*Record excerpts*
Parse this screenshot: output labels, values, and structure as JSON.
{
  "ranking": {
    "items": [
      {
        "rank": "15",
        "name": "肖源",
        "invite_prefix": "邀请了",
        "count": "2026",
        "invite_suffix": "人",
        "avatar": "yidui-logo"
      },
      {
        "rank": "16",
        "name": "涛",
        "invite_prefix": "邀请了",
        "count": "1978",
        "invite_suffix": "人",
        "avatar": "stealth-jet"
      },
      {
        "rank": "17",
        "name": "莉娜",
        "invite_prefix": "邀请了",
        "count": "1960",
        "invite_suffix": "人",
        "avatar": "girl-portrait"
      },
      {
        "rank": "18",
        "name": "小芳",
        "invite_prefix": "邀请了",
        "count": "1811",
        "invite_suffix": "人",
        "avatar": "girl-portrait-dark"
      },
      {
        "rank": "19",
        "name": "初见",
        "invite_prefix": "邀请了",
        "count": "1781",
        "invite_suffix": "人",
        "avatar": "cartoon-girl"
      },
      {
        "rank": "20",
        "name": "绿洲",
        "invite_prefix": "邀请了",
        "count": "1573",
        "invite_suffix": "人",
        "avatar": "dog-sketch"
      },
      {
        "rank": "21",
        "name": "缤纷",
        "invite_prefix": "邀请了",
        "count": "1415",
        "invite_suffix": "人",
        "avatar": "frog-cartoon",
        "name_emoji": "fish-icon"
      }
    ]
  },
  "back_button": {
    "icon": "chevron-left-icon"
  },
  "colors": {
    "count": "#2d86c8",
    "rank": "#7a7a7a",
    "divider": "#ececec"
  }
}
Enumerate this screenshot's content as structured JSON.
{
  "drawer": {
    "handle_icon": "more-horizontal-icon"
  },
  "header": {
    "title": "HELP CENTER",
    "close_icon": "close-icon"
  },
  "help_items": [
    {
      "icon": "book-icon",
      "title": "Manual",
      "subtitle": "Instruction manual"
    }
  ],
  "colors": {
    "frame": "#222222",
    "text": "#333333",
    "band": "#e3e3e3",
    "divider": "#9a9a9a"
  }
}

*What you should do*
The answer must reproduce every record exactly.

*Response for this exercise*
Parse this screenshot: output labels, values, and structure as JSON.
{
  "ranking": {
    "items": [
      {
        "rank": "15",
        "name": "肖源",
        "invite_prefix": "邀请了",
        "count": "2026",
        "invite_suffix": "人",
        "avatar": "yidui-logo"
      },
      {
        "rank": "16",
        "name": "涛",
        "invite_prefix": "邀请了",
        "count": "1978",
        "invite_suffix": "人",
        "avatar": "stealth-jet"
      },
      {
        "rank": "17",
        "name": "莉娜",
        "invite_prefix": "邀请了",
        "count": "1960",
        "invite_suffix": "人",
        "avatar": "girl-portrait"
      },
      {
        "rank": "18",
        "name": "小芳",
        "invite_prefix": "邀请了",
        "count": "1811",
        "invite_suffix": "人",
        "avatar": "girl-portrait-dark"
      },
      {
        "rank": "19",
        "name": "初见",
        "invite_prefix": "邀请了",
        "count": "1781",
        "invite_suffix": "人",
        "avatar": "cartoon-girl"
      },
      {
        "rank": "20",
        "name": "绿洲",
        "invite_prefix": "邀请了",
        "count": "1573",
        "invite_suffix": "人",
        "avatar": "dog-sketch"
      },
      {
        "rank": "21",
        "name": "缤纷",
        "invite_prefix": "邀请了",
        "count": "1415",
        "invite_suffix": "人",
        "avatar": "frog-cartoon",
        "name_emoji": "fish-icon"
      }
    ]
  },
  "back_button": {
    "icon": "chevron-left-icon"
  },
  "colors": {
    "count": "#2d86c8",
    "rank": "#7a7a7a",
    "divider": "#ececec"
  }
}
Enumerate this screenshot's content as structured JSON.
{
  "drawer": {
    "handle_icon": "more-horizontal-icon"
  },
  "header": {
    "title": "HELP CENTER",
    "close_icon": "close-icon"
  },
  "help_items": [
    {
      "icon": "book-icon",
      "title": "Manual",
      "subtitle": "Instruction manual"
    }
  ],
  "colors": {
    "frame": "#222222",
    "text": "#333333",
    "band": "#e3e3e3",
    "divider": "#9a9a9a"
  }
}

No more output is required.